Un soi de durere. Asta am simtit. Nu stiu de ce mi s-a parut cel mai autentic si sincer lucru pe care il auzisem in ultima vreme. Imi parea ca toata scrisoarea aia geme de iubire si ca in ciuda insiruirii simple a cuvintelor era mult mai mult de atat: parea un strigat de durere ca pentru ceva incomplet. Stateam cu cartea in mana si ma simteam vinovat, oarecum, ca nu eu eram cel vizat.
Simteam ca intervenisem fara voie in povestea superba si trista a iubirii dintre Adrian si Ioanna. M-am uitat la data: 7 iulie 2000. Zece ani. Zece ani pana cand marturisirea unei dorinte aprinse sa rezoneze in sufletul unui om perfect strain de resorturile interne care au facut-o pe Ioanna sa astearna acele randuri. Sau poate eram predispus la dramatism. Poate nevoia mea de poveste mi-a scos in cale acea scrisorica facuta in joaca de o frantuzoaica rasfatata, neimpacata cu ideea dragostei la distanta. Am inchis cartea si am pus scrisoarea la loc ca sa-i mai dau lui Adrian o sansa.
Continuarea o puteti citi aici. © Tudor Chirila
If you expected Chelsea to win Steaua, think again; this is Europa League, certain clubs rule this division. In short, Raul Rusescu’s 1st-half penalty gave Steaua a 1-0 win over Chelsea in our Europa League last-16 first leg tie. Besides this, Torres was brilliant again. He hardly put a foot wrong all night. He stopped every single one of Chelsea attacks. Best defender Steaua had! And I always knew Benitez had the potential to do this to the blues.
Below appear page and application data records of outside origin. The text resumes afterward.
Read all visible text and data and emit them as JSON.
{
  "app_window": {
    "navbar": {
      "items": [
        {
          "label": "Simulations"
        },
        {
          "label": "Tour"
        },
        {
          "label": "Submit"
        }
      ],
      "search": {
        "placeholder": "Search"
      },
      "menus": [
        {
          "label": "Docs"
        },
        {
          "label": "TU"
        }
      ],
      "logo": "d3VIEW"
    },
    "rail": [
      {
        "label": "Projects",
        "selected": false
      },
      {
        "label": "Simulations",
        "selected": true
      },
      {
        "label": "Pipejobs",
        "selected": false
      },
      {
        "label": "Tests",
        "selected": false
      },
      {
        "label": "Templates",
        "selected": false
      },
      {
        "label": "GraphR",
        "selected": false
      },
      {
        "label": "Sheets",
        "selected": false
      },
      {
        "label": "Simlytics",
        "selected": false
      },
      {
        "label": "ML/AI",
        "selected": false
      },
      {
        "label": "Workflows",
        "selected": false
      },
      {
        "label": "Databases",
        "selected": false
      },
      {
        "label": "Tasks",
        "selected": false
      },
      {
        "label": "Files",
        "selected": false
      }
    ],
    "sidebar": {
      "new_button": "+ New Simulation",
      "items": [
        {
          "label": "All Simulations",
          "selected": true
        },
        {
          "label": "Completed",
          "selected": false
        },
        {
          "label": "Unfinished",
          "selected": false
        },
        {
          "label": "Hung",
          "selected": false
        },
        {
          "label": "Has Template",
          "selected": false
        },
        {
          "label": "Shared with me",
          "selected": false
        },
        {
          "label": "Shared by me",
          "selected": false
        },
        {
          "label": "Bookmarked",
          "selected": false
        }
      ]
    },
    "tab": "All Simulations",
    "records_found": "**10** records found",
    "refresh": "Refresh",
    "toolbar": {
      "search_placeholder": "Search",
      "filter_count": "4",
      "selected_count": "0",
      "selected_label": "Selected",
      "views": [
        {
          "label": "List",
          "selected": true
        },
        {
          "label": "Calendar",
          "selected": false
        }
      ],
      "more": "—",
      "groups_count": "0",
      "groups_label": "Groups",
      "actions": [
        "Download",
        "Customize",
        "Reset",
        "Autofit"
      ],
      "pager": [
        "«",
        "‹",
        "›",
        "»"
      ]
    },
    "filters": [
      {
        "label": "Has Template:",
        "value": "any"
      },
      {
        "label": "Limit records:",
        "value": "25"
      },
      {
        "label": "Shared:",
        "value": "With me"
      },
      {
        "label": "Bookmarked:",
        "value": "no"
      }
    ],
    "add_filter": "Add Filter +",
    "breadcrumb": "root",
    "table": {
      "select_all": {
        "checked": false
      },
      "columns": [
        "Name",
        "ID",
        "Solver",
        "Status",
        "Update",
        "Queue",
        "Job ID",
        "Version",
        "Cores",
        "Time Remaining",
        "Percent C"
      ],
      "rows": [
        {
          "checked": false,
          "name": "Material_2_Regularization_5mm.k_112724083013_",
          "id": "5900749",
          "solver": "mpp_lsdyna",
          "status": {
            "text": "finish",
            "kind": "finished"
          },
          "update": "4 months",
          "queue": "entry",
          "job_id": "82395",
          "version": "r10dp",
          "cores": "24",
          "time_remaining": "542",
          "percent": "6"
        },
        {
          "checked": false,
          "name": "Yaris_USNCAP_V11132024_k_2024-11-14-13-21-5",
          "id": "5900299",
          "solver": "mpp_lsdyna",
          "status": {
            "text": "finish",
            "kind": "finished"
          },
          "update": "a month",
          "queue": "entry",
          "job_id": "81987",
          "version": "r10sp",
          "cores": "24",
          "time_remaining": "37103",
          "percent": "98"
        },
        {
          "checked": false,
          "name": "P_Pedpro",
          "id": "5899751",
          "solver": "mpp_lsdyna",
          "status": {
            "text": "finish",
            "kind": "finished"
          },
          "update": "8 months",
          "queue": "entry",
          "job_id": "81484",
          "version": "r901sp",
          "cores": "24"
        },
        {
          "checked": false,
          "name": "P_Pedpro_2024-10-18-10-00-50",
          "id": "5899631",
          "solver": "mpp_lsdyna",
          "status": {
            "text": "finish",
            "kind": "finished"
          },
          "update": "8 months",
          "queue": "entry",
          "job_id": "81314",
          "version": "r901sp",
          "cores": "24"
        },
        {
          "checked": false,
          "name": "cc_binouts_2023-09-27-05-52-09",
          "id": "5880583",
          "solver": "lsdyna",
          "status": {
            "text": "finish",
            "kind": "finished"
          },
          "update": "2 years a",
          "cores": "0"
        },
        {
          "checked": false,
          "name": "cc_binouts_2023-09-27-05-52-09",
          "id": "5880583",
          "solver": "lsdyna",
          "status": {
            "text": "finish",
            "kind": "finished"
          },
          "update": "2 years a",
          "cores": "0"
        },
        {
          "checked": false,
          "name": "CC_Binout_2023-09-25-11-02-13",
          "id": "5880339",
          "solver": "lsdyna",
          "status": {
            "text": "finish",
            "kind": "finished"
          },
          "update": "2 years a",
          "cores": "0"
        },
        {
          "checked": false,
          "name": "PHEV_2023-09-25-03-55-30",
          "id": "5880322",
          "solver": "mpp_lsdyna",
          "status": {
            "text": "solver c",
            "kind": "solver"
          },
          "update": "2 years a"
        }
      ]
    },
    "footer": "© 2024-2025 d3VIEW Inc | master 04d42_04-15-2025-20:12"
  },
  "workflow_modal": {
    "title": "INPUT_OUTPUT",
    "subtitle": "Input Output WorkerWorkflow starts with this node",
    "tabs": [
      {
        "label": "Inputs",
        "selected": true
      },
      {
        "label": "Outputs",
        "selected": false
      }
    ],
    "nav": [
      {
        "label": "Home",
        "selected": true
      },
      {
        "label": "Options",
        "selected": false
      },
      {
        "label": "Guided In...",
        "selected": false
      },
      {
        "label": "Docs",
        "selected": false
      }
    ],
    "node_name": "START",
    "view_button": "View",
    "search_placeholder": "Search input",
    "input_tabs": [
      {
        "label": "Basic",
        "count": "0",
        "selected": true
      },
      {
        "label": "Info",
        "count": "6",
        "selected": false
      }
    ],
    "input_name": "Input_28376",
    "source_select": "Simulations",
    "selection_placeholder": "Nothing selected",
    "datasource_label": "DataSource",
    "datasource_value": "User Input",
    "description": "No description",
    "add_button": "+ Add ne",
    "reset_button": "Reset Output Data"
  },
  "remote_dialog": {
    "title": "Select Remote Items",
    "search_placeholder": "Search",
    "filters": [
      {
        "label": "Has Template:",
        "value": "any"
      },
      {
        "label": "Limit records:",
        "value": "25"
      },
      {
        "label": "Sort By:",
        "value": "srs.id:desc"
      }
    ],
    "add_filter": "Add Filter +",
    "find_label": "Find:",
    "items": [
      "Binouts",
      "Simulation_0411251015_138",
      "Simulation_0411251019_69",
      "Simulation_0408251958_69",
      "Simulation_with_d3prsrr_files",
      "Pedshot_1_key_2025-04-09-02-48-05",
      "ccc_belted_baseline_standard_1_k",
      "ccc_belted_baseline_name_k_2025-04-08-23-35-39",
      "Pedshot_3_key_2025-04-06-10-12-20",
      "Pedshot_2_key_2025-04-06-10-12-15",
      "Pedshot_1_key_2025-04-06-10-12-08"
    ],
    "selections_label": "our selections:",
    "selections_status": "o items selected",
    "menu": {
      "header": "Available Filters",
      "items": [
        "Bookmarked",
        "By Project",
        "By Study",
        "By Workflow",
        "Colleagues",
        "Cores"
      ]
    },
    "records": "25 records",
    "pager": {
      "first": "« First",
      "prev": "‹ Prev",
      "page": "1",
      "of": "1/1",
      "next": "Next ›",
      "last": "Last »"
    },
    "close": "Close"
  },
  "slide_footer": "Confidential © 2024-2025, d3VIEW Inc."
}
All by all, Steaua looked ten times better than Chelsea with and without the ball. Good job, guys!